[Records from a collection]

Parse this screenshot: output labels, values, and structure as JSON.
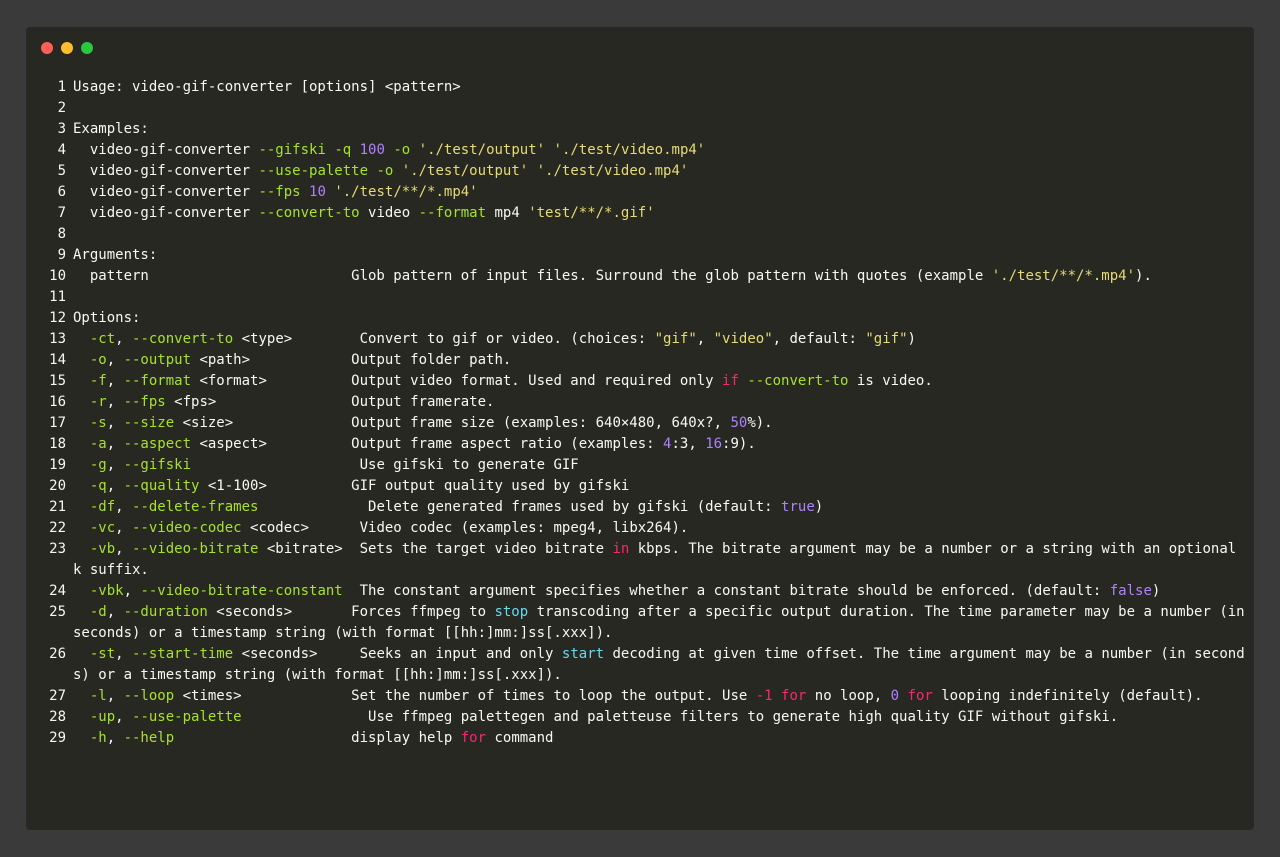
{
  "window": {
    "controls": [
      {
        "name": "close-button",
        "color": "#ff5f56"
      },
      {
        "name": "minimize-button",
        "color": "#ffbd2e"
      },
      {
        "name": "maximize-button",
        "color": "#27c93f"
      }
    ]
  },
  "colors": {
    "flag": "#a6e22e",
    "string": "#e6db74",
    "number": "#ae81ff",
    "keyword": "#f92672",
    "function": "#66d9ef",
    "text": "#f8f8f2",
    "background": "#272822"
  },
  "lines": [
    {
      "n": "1",
      "tokens": [
        {
          "t": "Usage: video-gif-converter [options] <pattern>"
        }
      ]
    },
    {
      "n": "2",
      "tokens": []
    },
    {
      "n": "3",
      "tokens": [
        {
          "t": "Examples:"
        }
      ]
    },
    {
      "n": "4",
      "tokens": [
        {
          "t": "  video-gif-converter "
        },
        {
          "t": "--gifski",
          "c": "flag"
        },
        {
          "t": " "
        },
        {
          "t": "-q",
          "c": "flag"
        },
        {
          "t": " "
        },
        {
          "t": "100",
          "c": "num"
        },
        {
          "t": " "
        },
        {
          "t": "-o",
          "c": "flag"
        },
        {
          "t": " "
        },
        {
          "t": "'./test/output'",
          "c": "str"
        },
        {
          "t": " "
        },
        {
          "t": "'./test/video.mp4'",
          "c": "str"
        }
      ]
    },
    {
      "n": "5",
      "tokens": [
        {
          "t": "  video-gif-converter "
        },
        {
          "t": "--use-palette",
          "c": "flag"
        },
        {
          "t": " "
        },
        {
          "t": "-o",
          "c": "flag"
        },
        {
          "t": " "
        },
        {
          "t": "'./test/output'",
          "c": "str"
        },
        {
          "t": " "
        },
        {
          "t": "'./test/video.mp4'",
          "c": "str"
        }
      ]
    },
    {
      "n": "6",
      "tokens": [
        {
          "t": "  video-gif-converter "
        },
        {
          "t": "--fps",
          "c": "flag"
        },
        {
          "t": " "
        },
        {
          "t": "10",
          "c": "num"
        },
        {
          "t": " "
        },
        {
          "t": "'./test/**/*.mp4'",
          "c": "str"
        }
      ]
    },
    {
      "n": "7",
      "tokens": [
        {
          "t": "  video-gif-converter "
        },
        {
          "t": "--convert-to",
          "c": "flag"
        },
        {
          "t": " video "
        },
        {
          "t": "--format",
          "c": "flag"
        },
        {
          "t": " mp4 "
        },
        {
          "t": "'test/**/*.gif'",
          "c": "str"
        }
      ]
    },
    {
      "n": "8",
      "tokens": []
    },
    {
      "n": "9",
      "tokens": [
        {
          "t": "Arguments:"
        }
      ]
    },
    {
      "n": "10",
      "tokens": [
        {
          "t": "  pattern                        Glob pattern of input files. Surround the glob pattern with quotes (example "
        },
        {
          "t": "'./test/**/*.mp4'",
          "c": "str"
        },
        {
          "t": ")."
        }
      ]
    },
    {
      "n": "11",
      "tokens": []
    },
    {
      "n": "12",
      "tokens": [
        {
          "t": "Options:"
        }
      ]
    },
    {
      "n": "13",
      "tokens": [
        {
          "t": "  "
        },
        {
          "t": "-ct",
          "c": "flag"
        },
        {
          "t": ", "
        },
        {
          "t": "--convert-to",
          "c": "flag"
        },
        {
          "t": " <type>        Convert to gif or video. (choices: "
        },
        {
          "t": "\"gif\"",
          "c": "str"
        },
        {
          "t": ", "
        },
        {
          "t": "\"video\"",
          "c": "str"
        },
        {
          "t": ", default: "
        },
        {
          "t": "\"gif\"",
          "c": "str"
        },
        {
          "t": ")"
        }
      ]
    },
    {
      "n": "14",
      "tokens": [
        {
          "t": "  "
        },
        {
          "t": "-o",
          "c": "flag"
        },
        {
          "t": ", "
        },
        {
          "t": "--output",
          "c": "flag"
        },
        {
          "t": " <path>            Output folder path."
        }
      ]
    },
    {
      "n": "15",
      "tokens": [
        {
          "t": "  "
        },
        {
          "t": "-f",
          "c": "flag"
        },
        {
          "t": ", "
        },
        {
          "t": "--format",
          "c": "flag"
        },
        {
          "t": " <format>          Output video format. Used and required only "
        },
        {
          "t": "if",
          "c": "kw"
        },
        {
          "t": " "
        },
        {
          "t": "--convert-to",
          "c": "flag"
        },
        {
          "t": " is video."
        }
      ]
    },
    {
      "n": "16",
      "tokens": [
        {
          "t": "  "
        },
        {
          "t": "-r",
          "c": "flag"
        },
        {
          "t": ", "
        },
        {
          "t": "--fps",
          "c": "flag"
        },
        {
          "t": " <fps>                Output framerate."
        }
      ]
    },
    {
      "n": "17",
      "tokens": [
        {
          "t": "  "
        },
        {
          "t": "-s",
          "c": "flag"
        },
        {
          "t": ", "
        },
        {
          "t": "--size",
          "c": "flag"
        },
        {
          "t": " <size>              Output frame size (examples: 640×480, 640x?, "
        },
        {
          "t": "50",
          "c": "num"
        },
        {
          "t": "%)."
        }
      ]
    },
    {
      "n": "18",
      "tokens": [
        {
          "t": "  "
        },
        {
          "t": "-a",
          "c": "flag"
        },
        {
          "t": ", "
        },
        {
          "t": "--aspect",
          "c": "flag"
        },
        {
          "t": " <aspect>          Output frame aspect ratio (examples: "
        },
        {
          "t": "4",
          "c": "num"
        },
        {
          "t": ":3, "
        },
        {
          "t": "16",
          "c": "num"
        },
        {
          "t": ":9)."
        }
      ]
    },
    {
      "n": "19",
      "tokens": [
        {
          "t": "  "
        },
        {
          "t": "-g",
          "c": "flag"
        },
        {
          "t": ", "
        },
        {
          "t": "--gifski",
          "c": "flag"
        },
        {
          "t": "                    Use gifski to generate GIF"
        }
      ]
    },
    {
      "n": "20",
      "tokens": [
        {
          "t": "  "
        },
        {
          "t": "-q",
          "c": "flag"
        },
        {
          "t": ", "
        },
        {
          "t": "--quality",
          "c": "flag"
        },
        {
          "t": " <1-100>          GIF output quality used by gifski"
        }
      ]
    },
    {
      "n": "21",
      "tokens": [
        {
          "t": "  "
        },
        {
          "t": "-df",
          "c": "flag"
        },
        {
          "t": ", "
        },
        {
          "t": "--delete-frames",
          "c": "flag"
        },
        {
          "t": "             Delete generated frames used by gifski (default: "
        },
        {
          "t": "true",
          "c": "num"
        },
        {
          "t": ")"
        }
      ]
    },
    {
      "n": "22",
      "tokens": [
        {
          "t": "  "
        },
        {
          "t": "-vc",
          "c": "flag"
        },
        {
          "t": ", "
        },
        {
          "t": "--video-codec",
          "c": "flag"
        },
        {
          "t": " <codec>      Video codec (examples: mpeg4, libx264)."
        }
      ]
    },
    {
      "n": "23",
      "tokens": [
        {
          "t": "  "
        },
        {
          "t": "-vb",
          "c": "flag"
        },
        {
          "t": ", "
        },
        {
          "t": "--video-bitrate",
          "c": "flag"
        },
        {
          "t": " <bitrate>  Sets the target video bitrate "
        },
        {
          "t": "in",
          "c": "kw"
        },
        {
          "t": " kbps. The bitrate argument may be a number or a string with an optional k suffix."
        }
      ]
    },
    {
      "n": "24",
      "tokens": [
        {
          "t": "  "
        },
        {
          "t": "-vbk",
          "c": "flag"
        },
        {
          "t": ", "
        },
        {
          "t": "--video-bitrate-constant",
          "c": "flag"
        },
        {
          "t": "  The constant argument specifies whether a constant bitrate should be enforced. (default: "
        },
        {
          "t": "false",
          "c": "num"
        },
        {
          "t": ")"
        }
      ]
    },
    {
      "n": "25",
      "tokens": [
        {
          "t": "  "
        },
        {
          "t": "-d",
          "c": "flag"
        },
        {
          "t": ", "
        },
        {
          "t": "--duration",
          "c": "flag"
        },
        {
          "t": " <seconds>       Forces ffmpeg to "
        },
        {
          "t": "stop",
          "c": "fn"
        },
        {
          "t": " transcoding after a specific output duration. The time parameter may be a number (in seconds) or a timestamp string (with format [[hh:]mm:]ss[.xxx])."
        }
      ]
    },
    {
      "n": "26",
      "tokens": [
        {
          "t": "  "
        },
        {
          "t": "-st",
          "c": "flag"
        },
        {
          "t": ", "
        },
        {
          "t": "--start-time",
          "c": "flag"
        },
        {
          "t": " <seconds>     Seeks an input and only "
        },
        {
          "t": "start",
          "c": "fn"
        },
        {
          "t": " decoding at given time offset. The time argument may be a number (in seconds) or a timestamp string (with format [[hh:]mm:]ss[.xxx])."
        }
      ]
    },
    {
      "n": "27",
      "tokens": [
        {
          "t": "  "
        },
        {
          "t": "-l",
          "c": "flag"
        },
        {
          "t": ", "
        },
        {
          "t": "--loop",
          "c": "flag"
        },
        {
          "t": " <times>             Set the number of times to loop the output. Use "
        },
        {
          "t": "-1",
          "c": "kw"
        },
        {
          "t": " "
        },
        {
          "t": "for",
          "c": "kw"
        },
        {
          "t": " no loop, "
        },
        {
          "t": "0",
          "c": "num"
        },
        {
          "t": " "
        },
        {
          "t": "for",
          "c": "kw"
        },
        {
          "t": " looping indefinitely (default)."
        }
      ]
    },
    {
      "n": "28",
      "tokens": [
        {
          "t": "  "
        },
        {
          "t": "-up",
          "c": "flag"
        },
        {
          "t": ", "
        },
        {
          "t": "--use-palette",
          "c": "flag"
        },
        {
          "t": "               Use ffmpeg palettegen and paletteuse filters to generate high quality GIF without gifski."
        }
      ]
    },
    {
      "n": "29",
      "tokens": [
        {
          "t": "  "
        },
        {
          "t": "-h",
          "c": "flag"
        },
        {
          "t": ", "
        },
        {
          "t": "--help",
          "c": "flag"
        },
        {
          "t": "                     display help "
        },
        {
          "t": "for",
          "c": "kw"
        },
        {
          "t": " command"
        }
      ]
    }
  ]
}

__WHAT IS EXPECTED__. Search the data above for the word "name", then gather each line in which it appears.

__ANSWER BOX__.
        "name": "close-button",
        "name": "minimize-button",
        "name": "maximize-button",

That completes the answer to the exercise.